Records to use »
#####

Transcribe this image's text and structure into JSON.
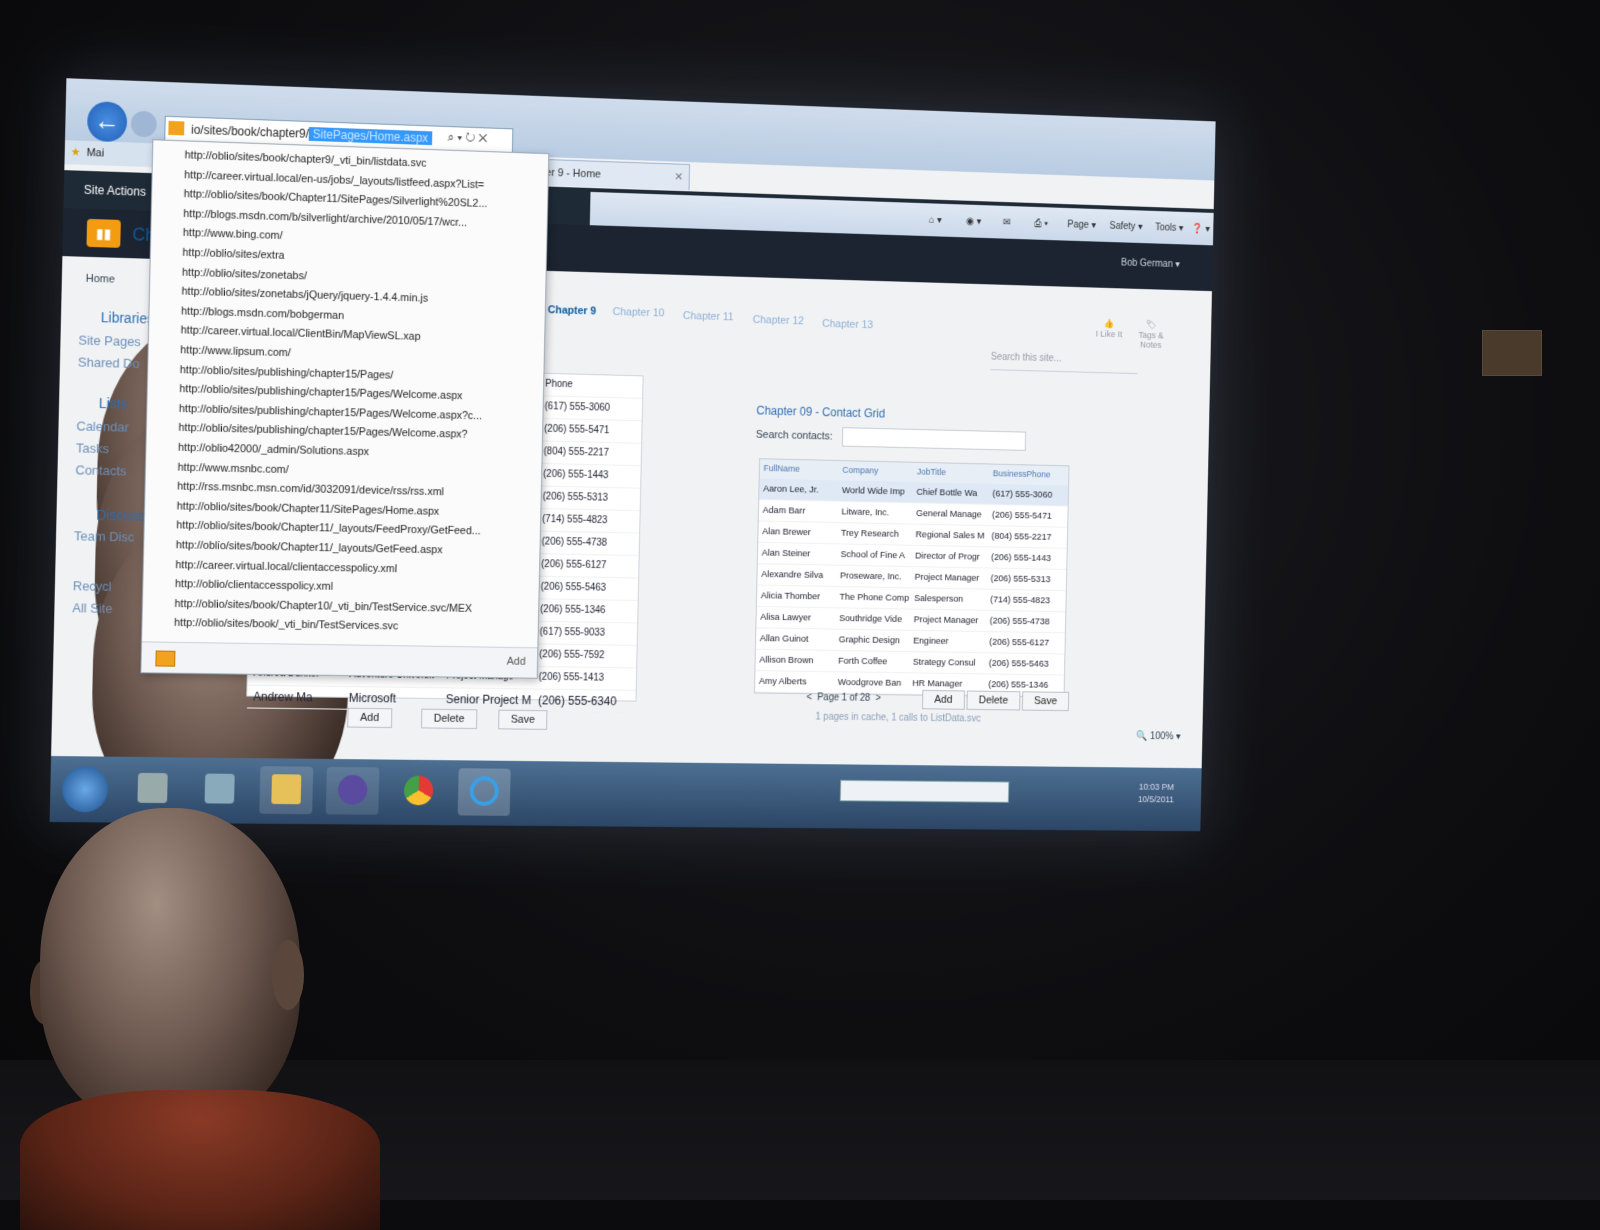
{
  "browser": {
    "address": "io/sites/book/chapter9/",
    "address_selected": "SitePages/Home.aspx",
    "tab_title": "Chapter 9 - Home",
    "favorites": "Mai",
    "commands": [
      "Page ▾",
      "Safety ▾",
      "Tools ▾"
    ]
  },
  "autocomplete": {
    "items": [
      "http://oblio/sites/book/chapter9/_vti_bin/listdata.svc",
      "http://career.virtual.local/en-us/jobs/_layouts/listfeed.aspx?List=",
      "http://oblio/sites/book/Chapter11/SitePages/Silverlight%20SL2...",
      "http://blogs.msdn.com/b/silverlight/archive/2010/05/17/wcr...",
      "http://www.bing.com/",
      "http://oblio/sites/extra",
      "http://oblio/sites/zonetabs/",
      "http://oblio/sites/zonetabs/jQuery/jquery-1.4.4.min.js",
      "http://blogs.msdn.com/bobgerman",
      "http://career.virtual.local/ClientBin/MapViewSL.xap",
      "http://www.lipsum.com/",
      "http://oblio/sites/publishing/chapter15/Pages/",
      "http://oblio/sites/publishing/chapter15/Pages/Welcome.aspx",
      "http://oblio/sites/publishing/chapter15/Pages/Welcome.aspx?c...",
      "http://oblio/sites/publishing/chapter15/Pages/Welcome.aspx?",
      "http://oblio42000/_admin/Solutions.aspx",
      "http://www.msnbc.com/",
      "http://rss.msnbc.msn.com/id/3032091/device/rss/rss.xml",
      "http://oblio/sites/book/Chapter11/SitePages/Home.aspx",
      "http://oblio/sites/book/Chapter11/_layouts/FeedProxy/GetFeed...",
      "http://oblio/sites/book/Chapter11/_layouts/GetFeed.aspx",
      "http://career.virtual.local/clientaccesspolicy.xml",
      "http://oblio/clientaccesspolicy.xml",
      "http://oblio/sites/book/Chapter10/_vti_bin/TestService.svc/MEX",
      "http://oblio/sites/book/_vti_bin/TestServices.svc"
    ],
    "add_label": "Add"
  },
  "sharepoint": {
    "site_actions": "Site Actions",
    "user": "Bob German ▾",
    "site_title_fragment": "Ch",
    "logo_glyph": "▮▮",
    "nav": {
      "home": "Home",
      "tabs": [
        "Chapter 9",
        "Chapter 10",
        "Chapter 11",
        "Chapter 12",
        "Chapter 13"
      ]
    },
    "search_placeholder": "Search this site...",
    "ribbon_buttons": [
      "I Like It",
      "Tags & Notes"
    ],
    "quick_launch": [
      {
        "label": "Libraries",
        "head": true
      },
      {
        "label": "Site Pages",
        "head": false
      },
      {
        "label": "Shared Do",
        "head": false
      },
      {
        "label": "Lists",
        "head": true
      },
      {
        "label": "Calendar",
        "head": false
      },
      {
        "label": "Tasks",
        "head": false
      },
      {
        "label": "Contacts",
        "head": false
      },
      {
        "label": "Discussio",
        "head": true
      },
      {
        "label": "Team Disc",
        "head": false
      },
      {
        "label": "Recycl",
        "head": false
      },
      {
        "label": "All Site",
        "head": false
      }
    ]
  },
  "left_grid": {
    "phone_header": "Phone",
    "phones": [
      "(617) 555-3060",
      "(206) 555-5471",
      "(804) 555-2217",
      "(206) 555-1443",
      "(206) 555-5313",
      "(714) 555-4823",
      "(206) 555-4738",
      "(206) 555-6127",
      "(206) 555-5463",
      "(206) 555-1346",
      "(617) 555-9033",
      "(206) 555-7592",
      "(206) 555-1413"
    ],
    "partial_row": [
      "Andrea Dunker",
      "Adventure Universit",
      "Project Manage",
      "(206) 555-1413"
    ],
    "last_row": [
      "Andrew Ma",
      "Microsoft",
      "Senior Project M",
      "(206) 555-6340"
    ],
    "buttons": [
      "Add",
      "Delete",
      "Save"
    ]
  },
  "contact_grid": {
    "title": "Chapter 09 - Contact Grid",
    "search_label": "Search contacts:",
    "headers": [
      "FullName",
      "Company",
      "JobTitle",
      "BusinessPhone"
    ],
    "rows": [
      [
        "Aaron Lee, Jr.",
        "World Wide Imp",
        "Chief Bottle Wa",
        "(617) 555-3060"
      ],
      [
        "Adam Barr",
        "Litware, Inc.",
        "General Manage",
        "(206) 555-5471"
      ],
      [
        "Alan Brewer",
        "Trey Research",
        "Regional Sales M",
        "(804) 555-2217"
      ],
      [
        "Alan Steiner",
        "School of Fine A",
        "Director of Progr",
        "(206) 555-1443"
      ],
      [
        "Alexandre Silva",
        "Proseware, Inc.",
        "Project Manager",
        "(206) 555-5313"
      ],
      [
        "Alicia Thomber",
        "The Phone Comp",
        "Salesperson",
        "(714) 555-4823"
      ],
      [
        "Alisa Lawyer",
        "Southridge Vide",
        "Project Manager",
        "(206) 555-4738"
      ],
      [
        "Allan Guinot",
        "Graphic Design",
        "Engineer",
        "(206) 555-6127"
      ],
      [
        "Allison Brown",
        "Forth Coffee",
        "Strategy Consul",
        "(206) 555-5463"
      ],
      [
        "Amy Alberts",
        "Woodgrove Ban",
        "HR Manager",
        "(206) 555-1346"
      ]
    ],
    "pager": "Page 1 of 28",
    "buttons": [
      "Add",
      "Delete",
      "Save"
    ],
    "status": "1 pages in cache, 1 calls to ListData.svc"
  },
  "status_bar": {
    "zoom": "100%"
  },
  "taskbar": {
    "clock_time": "10:03 PM",
    "clock_date": "10/5/2011"
  },
  "colors": {
    "accent": "#2f6db2",
    "sp_orange": "#f39c12",
    "taskbar": "#2c4666"
  }
}
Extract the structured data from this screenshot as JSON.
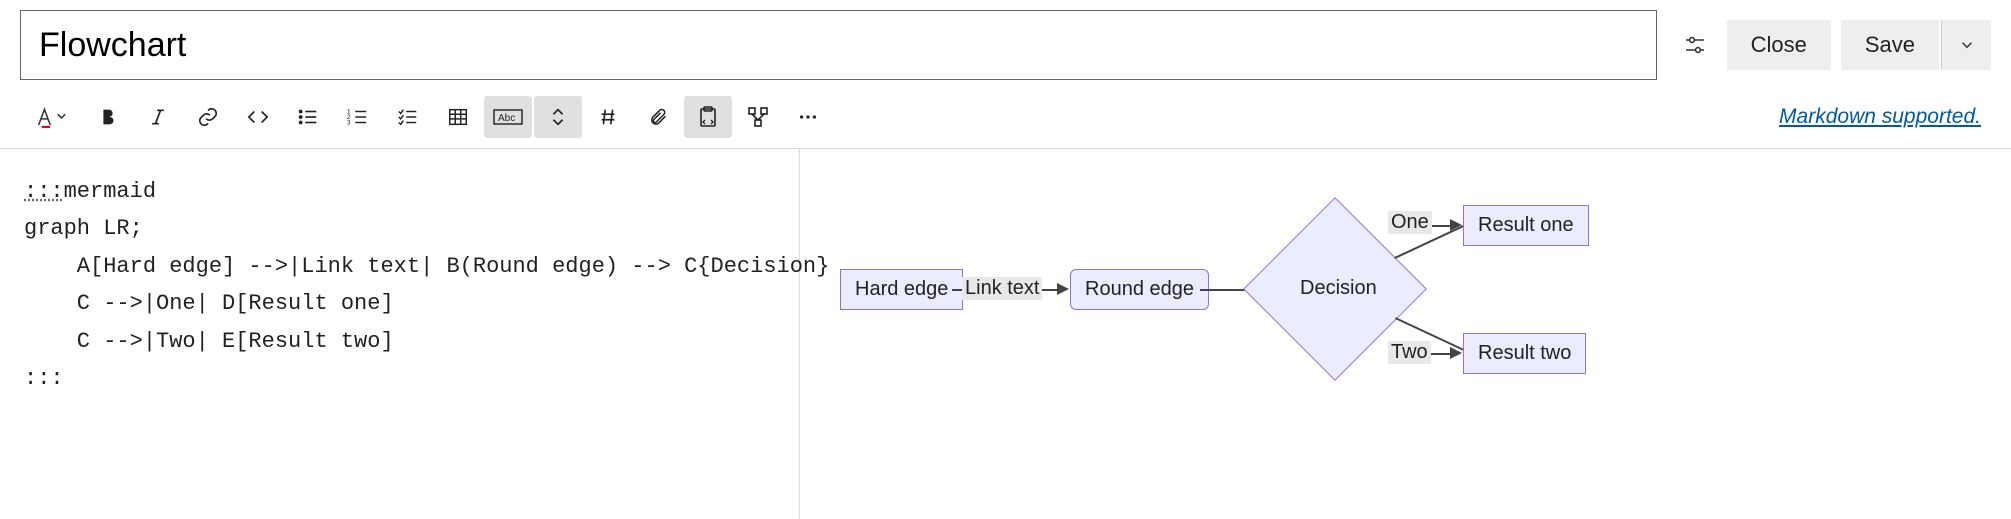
{
  "header": {
    "title_value": "Flowchart",
    "close_label": "Close",
    "save_label": "Save"
  },
  "toolbar": {
    "markdown_link": "Markdown supported."
  },
  "editor": {
    "open_fence": ":::",
    "lang": "mermaid",
    "line2": "graph LR;",
    "line3": "    A[Hard edge] -->|Link text| B(Round edge) --> C{Decision}",
    "line4": "    C -->|One| D[Result one]",
    "line5": "    C -->|Two| E[Result two]",
    "close_fence": ":::"
  },
  "diagram": {
    "nodeA": "Hard edge",
    "nodeB": "Round edge",
    "nodeC": "Decision",
    "nodeD": "Result one",
    "nodeE": "Result two",
    "edgeAB": "Link text",
    "edgeCD": "One",
    "edgeCE": "Two"
  }
}
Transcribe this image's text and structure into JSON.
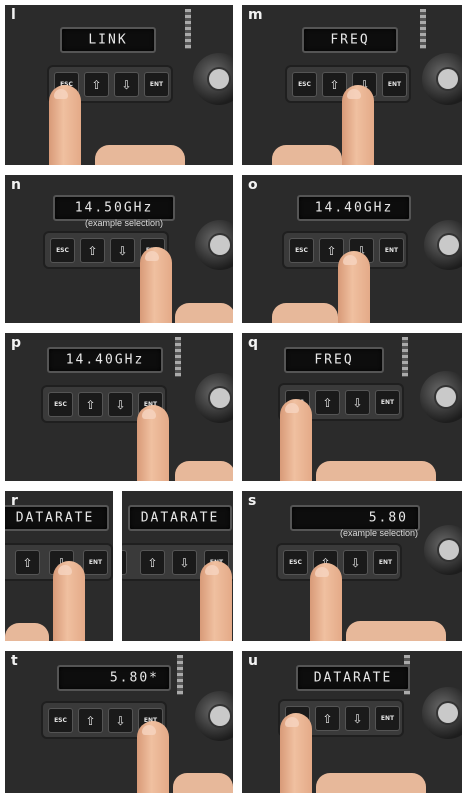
{
  "panels": [
    {
      "id": "l",
      "letter": "l",
      "display": "LINK",
      "note": "",
      "pressed": "esc"
    },
    {
      "id": "m",
      "letter": "m",
      "display": "FREQ",
      "note": "",
      "pressed": "down"
    },
    {
      "id": "n",
      "letter": "n",
      "display": "14.50GHz",
      "note": "(example selection)",
      "pressed": "ent"
    },
    {
      "id": "o",
      "letter": "o",
      "display": "14.40GHz",
      "note": "",
      "pressed": "down"
    },
    {
      "id": "p",
      "letter": "p",
      "display": "14.40GHz",
      "note": "",
      "pressed": "ent"
    },
    {
      "id": "q",
      "letter": "q",
      "display": "FREQ",
      "note": "",
      "pressed": "esc"
    },
    {
      "id": "r1",
      "letter": "r",
      "display": "DATARATE",
      "note": "",
      "pressed": "down"
    },
    {
      "id": "r2",
      "letter": "",
      "display": "DATARATE",
      "note": "",
      "pressed": "ent"
    },
    {
      "id": "s",
      "letter": "s",
      "display": "5.80",
      "note": "(example selection)",
      "pressed": "up"
    },
    {
      "id": "t",
      "letter": "t",
      "display": "5.80*",
      "note": "",
      "pressed": "ent"
    },
    {
      "id": "u",
      "letter": "u",
      "display": "DATARATE",
      "note": "",
      "pressed": "esc"
    }
  ],
  "keys": {
    "esc": "ESC",
    "up": "⇧",
    "down": "⇩",
    "ent": "ENT"
  },
  "colors": {
    "device": "#2b2b2b",
    "lcd": "#0d0d0d",
    "skin": "#f0c0a0",
    "key": "#1a1a1a"
  }
}
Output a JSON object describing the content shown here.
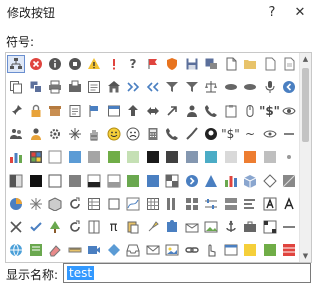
{
  "dialog": {
    "title": "修改按钮",
    "help_label": "?",
    "close_label": "✕"
  },
  "symbols": {
    "label": "符号:",
    "rows": [
      [
        "org-chart-icon",
        "cancel-circle-icon",
        "info-circle-icon",
        "stop-octagon-icon",
        "warning-triangle-icon",
        "exclamation-icon",
        "question-mark-icon",
        "priority-flag-icon",
        "shield-icon",
        "floppy-disk-icon",
        "save-cloud-icon",
        "new-page-icon",
        "folder-open-icon",
        "blank-document-icon",
        "document-icon"
      ],
      [
        "copy-files-icon",
        "save-all-icon",
        "printer-icon",
        "fax-icon",
        "form-icon",
        "home-icon",
        "arrows-in-icon",
        "arrows-out-icon",
        "filter-icon",
        "funnel-icon",
        "balance-scale-icon",
        "shapes-icon",
        "tools-icon",
        "microphone-icon",
        "back-arrow-circle-icon"
      ],
      [
        "pushpin-icon",
        "lock-icon",
        "box-icon",
        "notes-icon",
        "flag-icon",
        "calendar-grid-icon",
        "up-arrow-icon",
        "left-right-arrow-icon",
        "diagonal-arrow-icon",
        "users-icon",
        "phone-icon",
        "clipboard-icon",
        "mouse-icon",
        "quote-icon",
        "eye-icon"
      ],
      [
        "people-icon",
        "person-icon",
        "gear-plate-icon",
        "snowflake-icon",
        "hand-icon",
        "smiley-icon",
        "sad-face-icon",
        "calculator-icon",
        "handset-icon",
        "paint-brush-icon",
        "eight-ball-icon",
        "dollar-glyph-icon",
        "tilde-glyph-icon",
        "eye-outline-icon",
        "minus-glyph-icon"
      ],
      [
        "chart-columns-icon",
        "color-swatch-icon",
        "white-square-icon",
        "blue-square-icon",
        "grey-square-icon",
        "green-square-icon",
        "light-green-square-icon",
        "black-square-icon",
        "dark-square-icon",
        "blue-grey-square-icon",
        "teal-square-icon",
        "light-square-icon",
        "orange-square-icon",
        "grey-box-icon",
        "grey-dot-icon"
      ],
      [
        "page-gradient-icon",
        "black-block-icon",
        "white-block-icon",
        "grey-block-icon",
        "black-rule-icon",
        "grey-rule-icon",
        "green-block-icon",
        "blue-block-icon",
        "checker-icon",
        "arrow-right-circle-icon",
        "pyramid-icon",
        "bar-chart-icon",
        "three-d-box-icon",
        "white-diamond-icon",
        "shaded-block-icon"
      ],
      [
        "pie-chart-icon",
        "star-rays-icon",
        "cube-icon",
        "rotate-icon",
        "chart-table-icon",
        "square-outline-icon",
        "curve-chart-icon",
        "table-grid-icon",
        "vertical-bars-icon",
        "thumbnails-icon",
        "sliders-icon",
        "stacked-boxes-icon",
        "horizontal-bars-icon",
        "letter-a-icon",
        "letter-a-outline-icon"
      ],
      [
        "close-x-icon",
        "check-mark-icon",
        "tree-icon",
        "refresh-icon",
        "column-icon",
        "pi-glyph-icon",
        "paste-icon",
        "highlighter-icon",
        "puzzle-icon",
        "envelope-open-icon",
        "photo-icon",
        "anchor-icon",
        "briefcase-icon",
        "crossword-icon",
        "line-icon"
      ],
      [
        "globe-icon",
        "sticky-note-icon",
        "eraser-icon",
        "ruler-icon",
        "video-clip-icon",
        "diamond-blue-icon",
        "inbox-icon",
        "mail-icon",
        "image-frame-icon",
        "chain-link-icon",
        "cursor-hand-icon",
        "window-icon",
        "yellow-note-icon",
        "green-note-icon",
        "stripe-icon"
      ]
    ]
  },
  "display": {
    "label": "显示名称:",
    "value": "test"
  }
}
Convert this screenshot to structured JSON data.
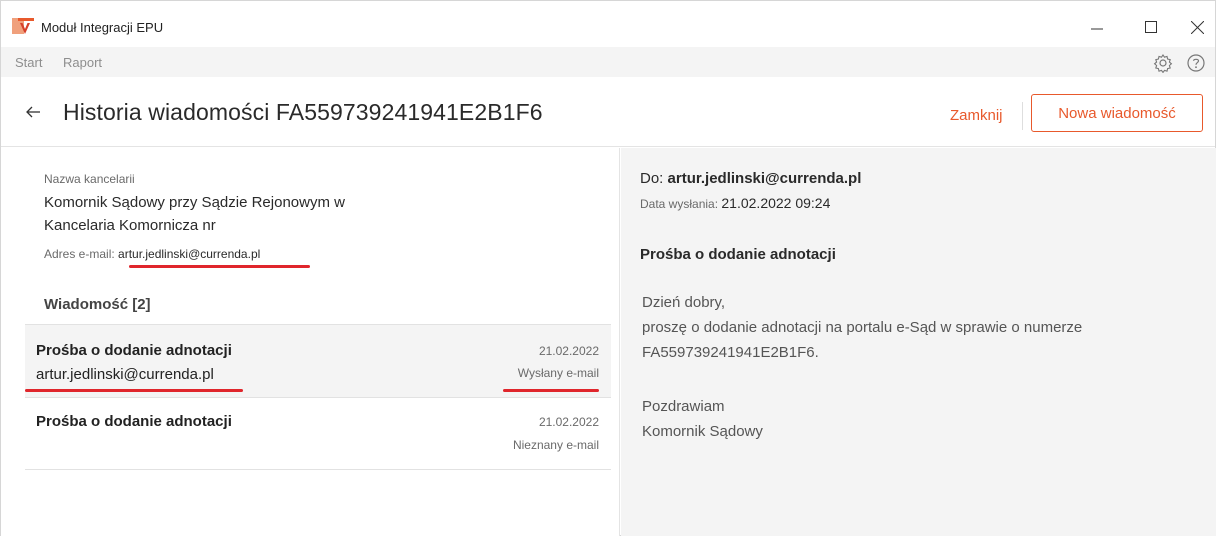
{
  "window": {
    "title": "Moduł Integracji EPU"
  },
  "menu": {
    "items": [
      "Start",
      "Raport"
    ],
    "icons": [
      "gear-icon",
      "help-icon"
    ]
  },
  "header": {
    "title": "Historia wiadomości FA559739241941E2B1F6",
    "close_label": "Zamknij",
    "new_message_label": "Nowa wiadomość"
  },
  "office": {
    "name_label": "Nazwa kancelarii",
    "name_line1": "Komornik Sądowy przy Sądzie Rejonowym w",
    "name_line2": "Kancelaria Komornicza nr",
    "email_label": "Adres e-mail:",
    "email": "artur.jedlinski@currenda.pl"
  },
  "messages": {
    "section_title": "Wiadomość [2]",
    "items": [
      {
        "subject": "Prośba o dodanie adnotacji",
        "from": "artur.jedlinski@currenda.pl",
        "date": "21.02.2022",
        "status": "Wysłany e-mail"
      },
      {
        "subject": "Prośba o dodanie adnotacji",
        "from": "",
        "date": "21.02.2022",
        "status": "Nieznany e-mail"
      }
    ]
  },
  "detail": {
    "to_label": "Do:",
    "to": "artur.jedlinski@currenda.pl",
    "sent_label": "Data wysłania:",
    "sent": "21.02.2022 09:24",
    "subject": "Prośba o dodanie adnotacji",
    "body": [
      "Dzień dobry,",
      "proszę o dodanie adnotacji na portalu e-Sąd w sprawie o numerze",
      "FA559739241941E2B1F6.",
      "",
      "Pozdrawiam",
      "Komornik Sądowy"
    ]
  },
  "colors": {
    "accent": "#e8592c",
    "highlight_underline": "#e0262c",
    "panel_bg": "#f4f4f4"
  }
}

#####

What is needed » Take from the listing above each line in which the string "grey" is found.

Exercise response »
        "grey-square-icon",
        "blue-grey-square-icon",
        "grey-box-icon",
        "grey-dot-icon"
        "grey-block-icon",
        "grey-rule-icon",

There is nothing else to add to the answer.